The situations conditioned American and their leadership that engaging in war is a deviation from the norm. Similarly American strategic culture grew to reject the European approach of actively engaging in power politics. The founding father of the US considered themselves and the nation exceptional and that ideal has been the basis of the US approach in its dealings to other nations.
To that effect, the US considers its responsibility to actively engage even militarily in situation where aggressors through the use of force threaten universally agreed principles of the world like democracy. The strategy demand that the aggressor has no choice but surrender and it its place a democratic authority is installed.
According to Mahnken (2006, p. 7), the rejection of power politics and the view that war is tantamount to discontinuation of policy has bred a dichotomy is ASC.
Generally put, American strategic culture emphasizes on peace but if need arises, its morally upright to mobiles resources for the attainment of unlimited political gains and aims. For instance, President Lincoln and his generals fought to defeat the confederacy in the Civil War with the belief that their defeat was necessary for the good of the union.
The American Revolution is described as a conflict between the thirteen colonies and Britain’s that was a result of perceived mistreatment from the colonial master led by King George. The war ended in 1783 with the signing of the Paris treaty with the colonies declared independent. Both Americans and Englishmen held contrasting opinions of the ways the colonies and Britain should treat each other.
The introduction of many acts that raised taxation and lack of representation of the colonies angered many leaders of the colonies and many felt they did not enjoy full rights as Englishmen. Though the thirteen colonies had not yet become the US, the common cause they fought for can translated to mean the British were the aggressors.
Equal treatment is what they demanded, therefore the aggressor in this case Britain had to give in to there demand to independence which can be equated to regime change. The declaration of independence can be equated to victory for observance of world wide agreed norms like liberty and democracy which define American strategic culture.
Territorial integrity and the right for sovereignty may have influenced the US to engage war with Mexico. Texas was originally Mexican territory. The admission of the state to the Union did not go down well with Mexican authorities. The attacks on American troops by Mexican forces compelled Americans to declare war on Mexico.
Clearly there were a lot of strategic interests that Americans had to protect. There were unlimited political aims in the armed engagement with Mexico. The US was able to gain land that forms a large part of the current US territory.
It’s apparent that the twenty first century has presented numerous challenges to the American nation. The rise of new super powers, dwindling world resources and rising consumption, and the rise in global terrorism and religious extremism have influenced the modification of American Strategic Culture.
It’s clear that there is a shift in the culture to include en explicit use of force to perpetuate the American empire through sowing American ideals and the control of resources. There are strong indications that the strategic culture of the US is moving towards the establishment of an empire and the original ideal of not dealing with other nations as partners, allies or enemies is fast waning.
Mahnken, G.T. (2006). American Strategic Culture: Defense Threat Reduction Agency Advanced Systems and Concepts Office. Retrieved from: www.au.af.mil/au/awc/awcgate/dtra/mahnken_strat_culture.pdf

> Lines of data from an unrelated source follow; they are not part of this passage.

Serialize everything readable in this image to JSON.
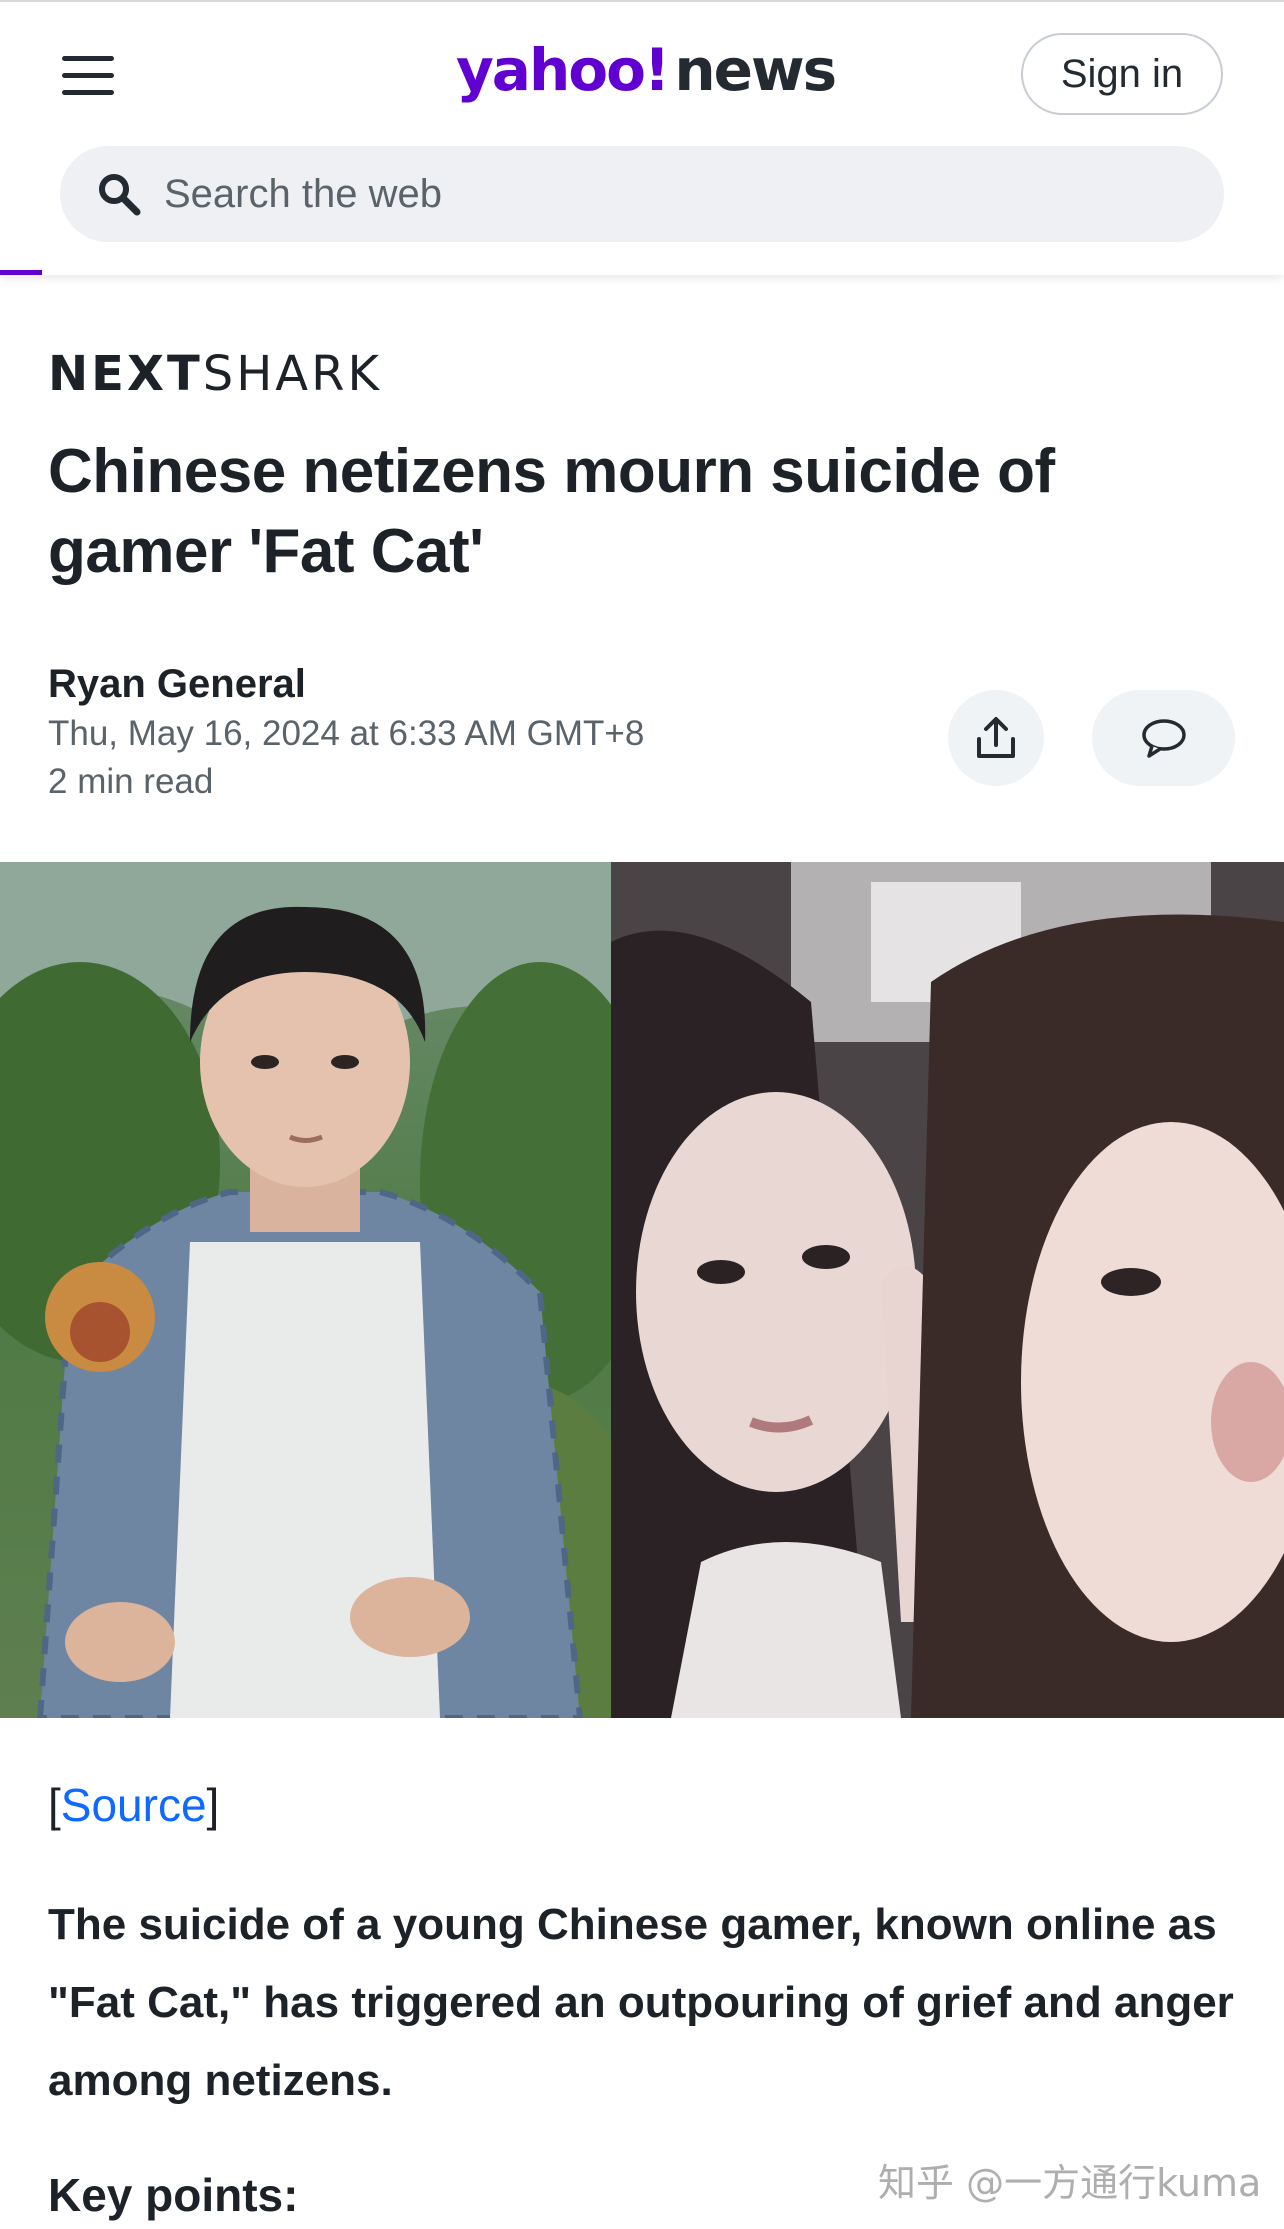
{
  "header": {
    "logo_yahoo": "yahoo!",
    "logo_news": "news",
    "signin_label": "Sign in",
    "search_placeholder": "Search the web",
    "brand_color": "#6001d2"
  },
  "article": {
    "publisher_bold": "NEXT",
    "publisher_light": "SHARK",
    "headline": "Chinese netizens mourn suicide of gamer 'Fat Cat'",
    "author": "Ryan General",
    "date": "Thu, May 16, 2024 at 6:33 AM GMT+8",
    "read_time": "2 min read",
    "source_open": "[",
    "source_link": "Source",
    "source_close": "]",
    "lead": "The suicide of a young Chinese gamer, known online as \"Fat Cat,\" has triggered an outpouring of grief and anger among netizens.",
    "key_points": "Key points:"
  },
  "icons": {
    "menu": "hamburger-icon",
    "search": "search-icon",
    "share": "share-icon",
    "comment": "comment-icon"
  },
  "watermark": "知乎 @一方通行kuma"
}
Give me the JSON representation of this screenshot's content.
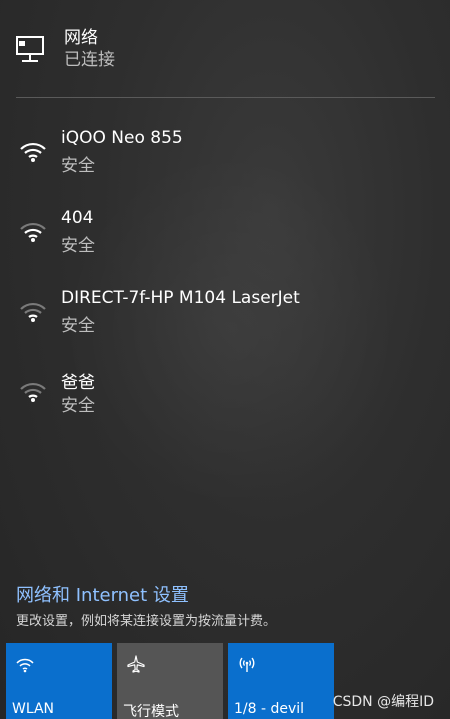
{
  "connected": {
    "title": "网络",
    "status": "已连接",
    "icon": "ethernet-network-icon"
  },
  "networks": [
    {
      "ssid": "iQOO Neo 855",
      "security": "安全",
      "icon": "wifi-signal-icon",
      "signal": "full"
    },
    {
      "ssid": "404",
      "security": "安全",
      "icon": "wifi-signal-icon",
      "signal": "medium"
    },
    {
      "ssid": "DIRECT-7f-HP M104 LaserJet",
      "security": "安全",
      "icon": "wifi-signal-icon",
      "signal": "medium"
    },
    {
      "ssid": "爸爸",
      "security": "安全",
      "icon": "wifi-signal-icon",
      "signal": "medium"
    }
  ],
  "settings": {
    "link": "网络和 Internet 设置",
    "description": "更改设置，例如将某连接设置为按流量计费。"
  },
  "quick_actions": [
    {
      "label": "WLAN",
      "icon": "wifi-icon",
      "active": true
    },
    {
      "label": "飞行模式",
      "icon": "airplane-icon",
      "active": false
    },
    {
      "label": "1/8 - devil",
      "icon": "mobile-hotspot-icon",
      "active": true
    }
  ],
  "watermark": "CSDN @编程ID",
  "colors": {
    "active_tile": "#0a6fcd",
    "inactive_tile": "#555555",
    "link": "#8fc1ff",
    "background": "#2b2b2b"
  }
}
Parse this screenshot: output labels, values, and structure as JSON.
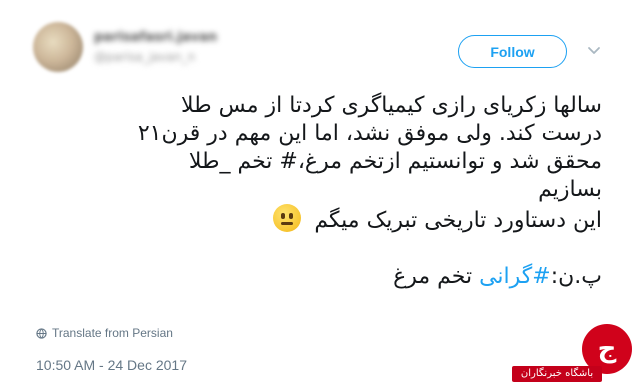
{
  "header": {
    "display_name": "parisafasri.javan",
    "handle": "@parisa_javan_n"
  },
  "follow_label": "Follow",
  "tweet": {
    "lines": [
      "سالها زکریای رازی کیمیاگری کردتا از مس طلا",
      "درست کند. ولی موفق نشد، اما این مهم در قرن۲۱",
      "محقق شد و توانستیم ازتخم مرغ،# تخم _طلا",
      "بسازیم",
      "این دستاورد تاریخی تبریک میگم"
    ],
    "last_prefix": "پ.ن:",
    "hashtag": "#گرانی",
    "last_suffix": " تخم مرغ"
  },
  "translate_label": "Translate from Persian",
  "timestamp": "10:50 AM - 24 Dec 2017",
  "watermark": "باشگاه خبرنگاران",
  "colors": {
    "accent": "#1da1f2",
    "badge": "#d0021b",
    "muted": "#657786"
  },
  "icons": [
    "chevron-down-icon",
    "globe-icon",
    "neutral-face-emoji"
  ]
}
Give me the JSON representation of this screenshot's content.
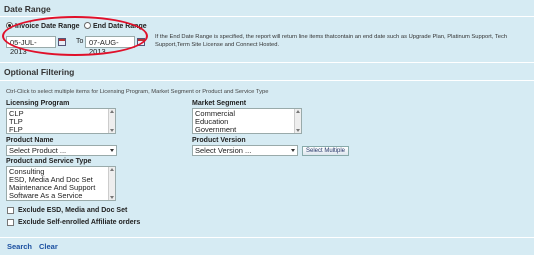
{
  "date_range": {
    "title": "Date Range",
    "invoice_label": "Invoice Date Range",
    "end_label": "End Date Range",
    "from_value": "05-JUL-2013",
    "to_label": "To",
    "to_value": "07-AUG-2013",
    "note": "If the End Date Range is specified, the report will return line items thatcontain an end date such as Upgrade Plan, Platinum Support, Tech Support,Term Site License and Connect Hosted."
  },
  "optional_filtering": {
    "title": "Optional Filtering",
    "hint": "Ctrl-Click to select multiple items for Licensing Program, Market Segment or Product and Service Type",
    "licensing_program": {
      "label": "Licensing Program",
      "options": [
        "CLP",
        "TLP",
        "FLP"
      ]
    },
    "market_segment": {
      "label": "Market Segment",
      "options": [
        "Commercial",
        "Education",
        "Government"
      ]
    },
    "product_name": {
      "label": "Product Name",
      "selected": "Select Product ..."
    },
    "product_version": {
      "label": "Product Version",
      "selected": "Select Version ...",
      "multiple_button": "Select Multiple"
    },
    "product_service_type": {
      "label": "Product and Service Type",
      "options": [
        "Consulting",
        "ESD, Media And Doc Set",
        "Maintenance And Support",
        "Software As a Service"
      ]
    },
    "exclude_esd": "Exclude ESD, Media and Doc Set",
    "exclude_self_enrolled": "Exclude Self-enrolled Affiliate orders"
  },
  "actions": {
    "search": "Search",
    "clear": "Clear"
  },
  "colors": {
    "background": "#d6ebf3",
    "highlight_ring": "#e0102a",
    "link": "#1a4fa0"
  }
}
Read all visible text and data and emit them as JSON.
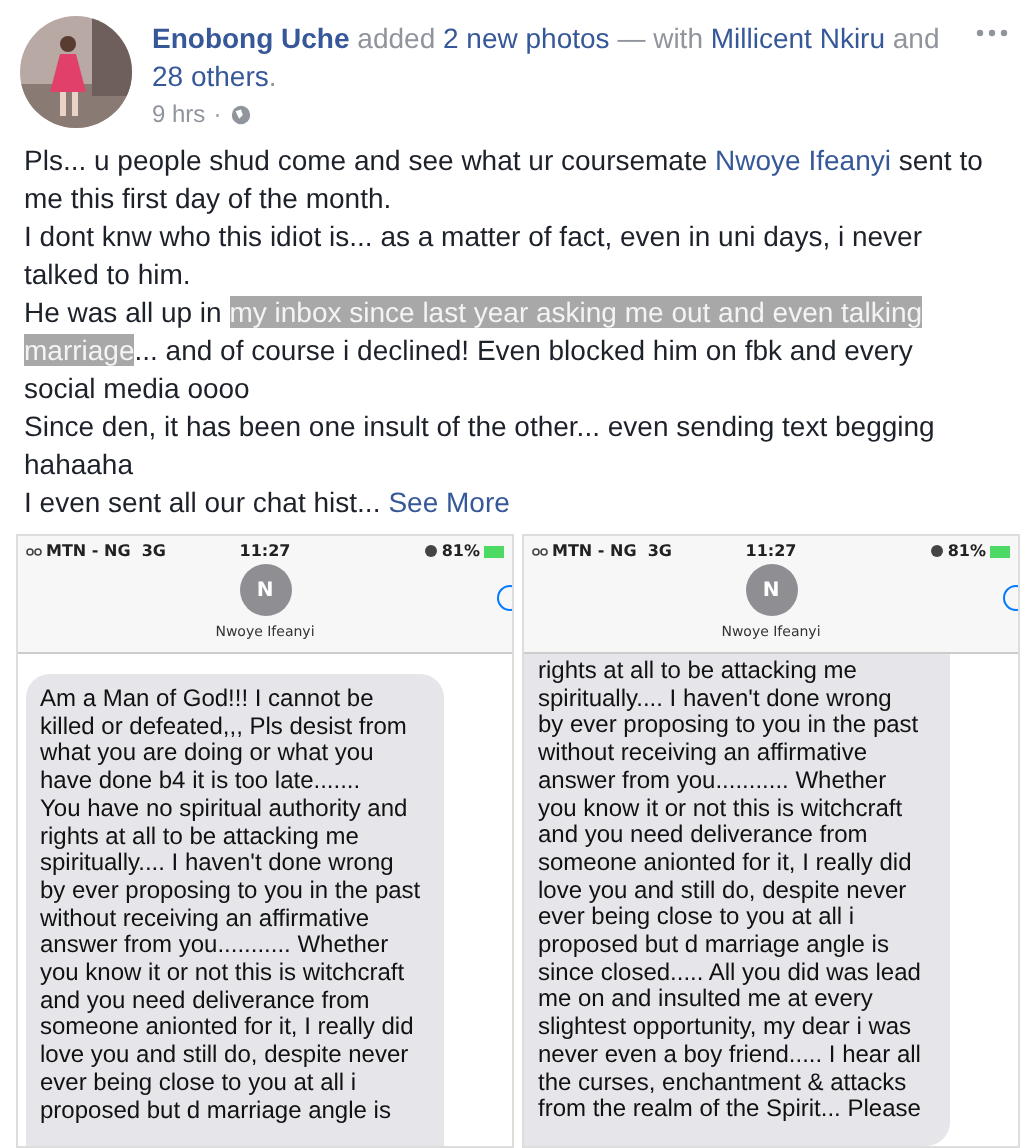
{
  "post": {
    "author": "Enobong Uche",
    "action": "added",
    "photos_link": "2 new photos",
    "with_text": "— with",
    "tagged": "Millicent Nkiru",
    "and_text": "and",
    "others_link": "28 others",
    "period": ".",
    "time": "9 hrs",
    "separator": "·",
    "paragraphs": [
      {
        "segments": [
          {
            "text": "Pls... u people shud come and see what ur coursemate ",
            "highlighted": false,
            "kind": "text"
          },
          {
            "text": "Nwoye Ifeanyi",
            "kind": "link"
          },
          {
            "text": " sent to me this first day of the month.",
            "highlighted": false,
            "kind": "text"
          }
        ]
      },
      {
        "segments": [
          {
            "text": "I dont knw who this idiot is... as a matter of fact, even in uni days, i never talked to him.",
            "highlighted": false,
            "kind": "text"
          }
        ]
      },
      {
        "segments": [
          {
            "text": "He was all up in ",
            "highlighted": false,
            "kind": "text"
          },
          {
            "text": "my inbox since last year asking me out and even talking marriage",
            "highlighted": true,
            "kind": "text"
          },
          {
            "text": "... and of course i declined! Even blocked him on fbk and every social media oooo",
            "highlighted": false,
            "kind": "text"
          }
        ]
      },
      {
        "segments": [
          {
            "text": "Since den, it has been one insult of the other... even sending text begging hahaaha",
            "highlighted": false,
            "kind": "text"
          }
        ]
      },
      {
        "segments": [
          {
            "text": "I even sent all our chat hist...",
            "highlighted": false,
            "kind": "text"
          },
          {
            "text": "See More",
            "kind": "more"
          }
        ]
      }
    ]
  },
  "photos": [
    {
      "carrier": "MTN - NG  3G",
      "time": "11:27",
      "battery": "81%",
      "initial": "N",
      "contact": "Nwoye Ifeanyi",
      "cut_top": false,
      "lines": [
        "Am a Man of God!!! I cannot be",
        "killed or defeated,,, Pls desist from",
        "what you are doing or what you",
        "have done b4 it is too late.......",
        "You have no spiritual authority and",
        "rights at all to be attacking me",
        "spiritually.... I haven't done wrong",
        "by ever proposing to you in the past",
        "without receiving an affirmative",
        "answer from you........... Whether",
        "you know it or not this is witchcraft",
        "and you need deliverance from",
        "someone anionted for it, I really did",
        "love you and still do, despite never",
        "ever being close to you at all i",
        "proposed but d marriage angle is"
      ]
    },
    {
      "carrier": "MTN - NG  3G",
      "time": "11:27",
      "battery": "81%",
      "initial": "N",
      "contact": "Nwoye Ifeanyi",
      "cut_top": true,
      "lines": [
        "rights at all to be attacking me",
        "spiritually.... I haven't done wrong",
        "by ever proposing to you in the past",
        "without receiving an affirmative",
        "answer from you........... Whether",
        "you know it or not this is witchcraft",
        "and you need deliverance from",
        "someone anionted for it, I really did",
        "love you and still do, despite never",
        "ever being close to you at all i",
        "proposed but d marriage angle is",
        "since closed..... All you did was lead",
        "me on and insulted me at every",
        "slightest opportunity, my dear i was",
        "never even a boy friend..... I hear all",
        "the curses, enchantment & attacks",
        "from the realm of the Spirit... Please"
      ]
    }
  ]
}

Theo, F. (2005).Strategic Culture and American Empire. SAIS Review, Volume 25, Number 2, Summer-Fall 2005, pp. 3-18. Retrieved from: muse.jhu.edu/journals/sais_review/v025/25.2farrell.html
Toje, A. (2008). America, the EU and strategic culture: renegotiating the transatlantic bargain. New York: Routledge.